### [INPUT RECORDS]
○ ○ ○

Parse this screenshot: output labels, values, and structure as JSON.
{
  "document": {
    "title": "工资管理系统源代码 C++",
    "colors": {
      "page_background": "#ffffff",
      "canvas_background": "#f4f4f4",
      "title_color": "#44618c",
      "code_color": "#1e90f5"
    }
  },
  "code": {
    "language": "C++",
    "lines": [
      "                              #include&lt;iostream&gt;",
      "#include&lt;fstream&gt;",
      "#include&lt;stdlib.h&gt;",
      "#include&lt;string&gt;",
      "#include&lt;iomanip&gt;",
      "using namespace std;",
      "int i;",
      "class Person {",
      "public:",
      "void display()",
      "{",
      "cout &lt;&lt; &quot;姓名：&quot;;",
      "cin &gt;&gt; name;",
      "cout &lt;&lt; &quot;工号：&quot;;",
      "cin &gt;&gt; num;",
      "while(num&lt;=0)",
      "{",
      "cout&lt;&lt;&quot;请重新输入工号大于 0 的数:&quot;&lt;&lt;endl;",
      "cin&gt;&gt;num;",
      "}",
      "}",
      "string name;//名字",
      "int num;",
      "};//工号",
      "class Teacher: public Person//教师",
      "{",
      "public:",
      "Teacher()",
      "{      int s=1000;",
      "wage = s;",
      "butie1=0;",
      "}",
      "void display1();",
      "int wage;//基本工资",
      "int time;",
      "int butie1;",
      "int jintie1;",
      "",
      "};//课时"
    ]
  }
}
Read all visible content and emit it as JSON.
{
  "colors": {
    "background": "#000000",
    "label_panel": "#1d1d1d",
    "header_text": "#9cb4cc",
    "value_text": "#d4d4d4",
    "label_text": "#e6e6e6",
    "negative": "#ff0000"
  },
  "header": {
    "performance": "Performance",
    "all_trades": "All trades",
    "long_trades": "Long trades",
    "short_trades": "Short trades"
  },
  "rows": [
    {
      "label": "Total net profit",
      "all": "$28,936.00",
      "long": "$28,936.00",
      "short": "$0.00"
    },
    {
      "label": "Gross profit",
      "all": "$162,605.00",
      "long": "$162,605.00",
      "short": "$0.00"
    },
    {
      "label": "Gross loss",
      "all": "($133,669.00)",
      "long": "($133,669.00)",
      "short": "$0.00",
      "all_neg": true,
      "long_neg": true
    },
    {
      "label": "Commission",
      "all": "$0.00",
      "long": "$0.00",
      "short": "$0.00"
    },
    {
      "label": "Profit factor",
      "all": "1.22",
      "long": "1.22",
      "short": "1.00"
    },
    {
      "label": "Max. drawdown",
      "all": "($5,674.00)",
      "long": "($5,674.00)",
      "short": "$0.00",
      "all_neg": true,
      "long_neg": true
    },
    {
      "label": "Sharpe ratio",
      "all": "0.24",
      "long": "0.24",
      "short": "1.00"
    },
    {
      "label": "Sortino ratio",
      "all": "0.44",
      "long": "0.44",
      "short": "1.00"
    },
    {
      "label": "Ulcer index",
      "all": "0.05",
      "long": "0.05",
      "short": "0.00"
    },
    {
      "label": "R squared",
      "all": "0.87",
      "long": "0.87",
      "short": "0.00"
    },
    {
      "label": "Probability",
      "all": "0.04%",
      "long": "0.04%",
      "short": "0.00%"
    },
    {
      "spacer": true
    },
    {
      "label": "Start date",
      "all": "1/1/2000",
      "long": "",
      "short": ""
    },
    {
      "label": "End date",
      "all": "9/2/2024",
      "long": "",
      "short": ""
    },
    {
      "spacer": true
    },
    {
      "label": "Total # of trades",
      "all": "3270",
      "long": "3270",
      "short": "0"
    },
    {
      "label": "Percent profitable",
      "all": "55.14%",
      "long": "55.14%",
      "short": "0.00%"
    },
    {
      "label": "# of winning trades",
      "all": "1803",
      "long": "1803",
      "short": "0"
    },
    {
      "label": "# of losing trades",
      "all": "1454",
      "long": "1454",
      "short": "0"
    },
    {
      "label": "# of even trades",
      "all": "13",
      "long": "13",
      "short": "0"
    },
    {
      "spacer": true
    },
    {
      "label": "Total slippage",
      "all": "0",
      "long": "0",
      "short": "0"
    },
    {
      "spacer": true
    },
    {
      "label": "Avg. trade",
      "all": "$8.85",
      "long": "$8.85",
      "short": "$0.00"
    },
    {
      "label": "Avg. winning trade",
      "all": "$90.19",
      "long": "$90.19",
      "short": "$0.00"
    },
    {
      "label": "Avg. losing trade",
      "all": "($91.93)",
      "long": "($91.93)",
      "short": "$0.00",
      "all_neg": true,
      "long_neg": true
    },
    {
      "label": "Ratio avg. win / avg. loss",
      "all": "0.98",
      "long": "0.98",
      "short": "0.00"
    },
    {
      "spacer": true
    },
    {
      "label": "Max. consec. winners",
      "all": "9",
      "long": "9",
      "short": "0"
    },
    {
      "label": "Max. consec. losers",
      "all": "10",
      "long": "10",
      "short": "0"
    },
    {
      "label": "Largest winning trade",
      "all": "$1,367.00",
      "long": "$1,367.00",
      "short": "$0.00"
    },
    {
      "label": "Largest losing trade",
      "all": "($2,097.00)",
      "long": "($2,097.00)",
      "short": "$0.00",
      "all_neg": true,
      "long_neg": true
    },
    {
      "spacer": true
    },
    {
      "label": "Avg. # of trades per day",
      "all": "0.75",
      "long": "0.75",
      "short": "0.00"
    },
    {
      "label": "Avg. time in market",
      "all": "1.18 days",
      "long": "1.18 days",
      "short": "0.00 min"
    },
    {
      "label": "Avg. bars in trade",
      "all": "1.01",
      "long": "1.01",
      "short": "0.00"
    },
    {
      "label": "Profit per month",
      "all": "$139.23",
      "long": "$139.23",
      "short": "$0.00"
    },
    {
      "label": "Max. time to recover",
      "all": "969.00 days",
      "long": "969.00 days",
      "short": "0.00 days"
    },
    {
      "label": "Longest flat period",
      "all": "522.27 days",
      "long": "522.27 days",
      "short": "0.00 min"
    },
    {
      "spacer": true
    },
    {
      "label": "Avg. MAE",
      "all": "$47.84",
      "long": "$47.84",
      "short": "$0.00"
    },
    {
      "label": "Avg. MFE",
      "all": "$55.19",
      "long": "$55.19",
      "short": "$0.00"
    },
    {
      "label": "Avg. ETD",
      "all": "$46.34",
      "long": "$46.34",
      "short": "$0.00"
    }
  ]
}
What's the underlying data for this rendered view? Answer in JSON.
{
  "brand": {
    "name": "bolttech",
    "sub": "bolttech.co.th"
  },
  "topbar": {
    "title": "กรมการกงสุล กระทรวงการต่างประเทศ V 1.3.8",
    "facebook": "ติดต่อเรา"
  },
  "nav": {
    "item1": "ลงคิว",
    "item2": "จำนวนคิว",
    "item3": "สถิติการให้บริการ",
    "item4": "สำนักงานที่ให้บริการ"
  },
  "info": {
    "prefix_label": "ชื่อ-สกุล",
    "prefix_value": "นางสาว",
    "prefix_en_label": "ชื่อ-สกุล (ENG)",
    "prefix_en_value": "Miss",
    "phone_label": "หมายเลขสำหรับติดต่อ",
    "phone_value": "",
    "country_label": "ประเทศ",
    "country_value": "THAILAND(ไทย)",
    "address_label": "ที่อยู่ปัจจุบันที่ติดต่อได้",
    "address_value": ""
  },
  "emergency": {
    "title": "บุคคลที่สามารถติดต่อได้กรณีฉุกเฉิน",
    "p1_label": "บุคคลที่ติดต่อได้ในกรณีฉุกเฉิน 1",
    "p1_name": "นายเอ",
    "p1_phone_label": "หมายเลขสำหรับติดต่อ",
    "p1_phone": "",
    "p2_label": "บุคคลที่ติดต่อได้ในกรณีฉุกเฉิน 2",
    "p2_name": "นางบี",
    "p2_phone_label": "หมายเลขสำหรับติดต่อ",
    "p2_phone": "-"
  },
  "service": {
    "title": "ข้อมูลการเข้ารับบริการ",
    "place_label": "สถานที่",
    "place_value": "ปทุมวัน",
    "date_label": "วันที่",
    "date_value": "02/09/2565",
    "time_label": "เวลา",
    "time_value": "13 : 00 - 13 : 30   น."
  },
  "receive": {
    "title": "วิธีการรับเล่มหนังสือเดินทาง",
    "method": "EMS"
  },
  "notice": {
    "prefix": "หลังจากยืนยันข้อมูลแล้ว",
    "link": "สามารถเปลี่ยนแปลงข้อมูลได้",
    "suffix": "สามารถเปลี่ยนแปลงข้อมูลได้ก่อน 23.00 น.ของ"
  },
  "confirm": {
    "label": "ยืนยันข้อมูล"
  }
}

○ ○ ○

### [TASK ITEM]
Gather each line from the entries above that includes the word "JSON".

### [ANSWER SECTION]
Parse this screenshot: output labels, values, and structure as JSON.
Read all visible content and emit it as JSON.
What's the underlying data for this rendered view? Answer in JSON.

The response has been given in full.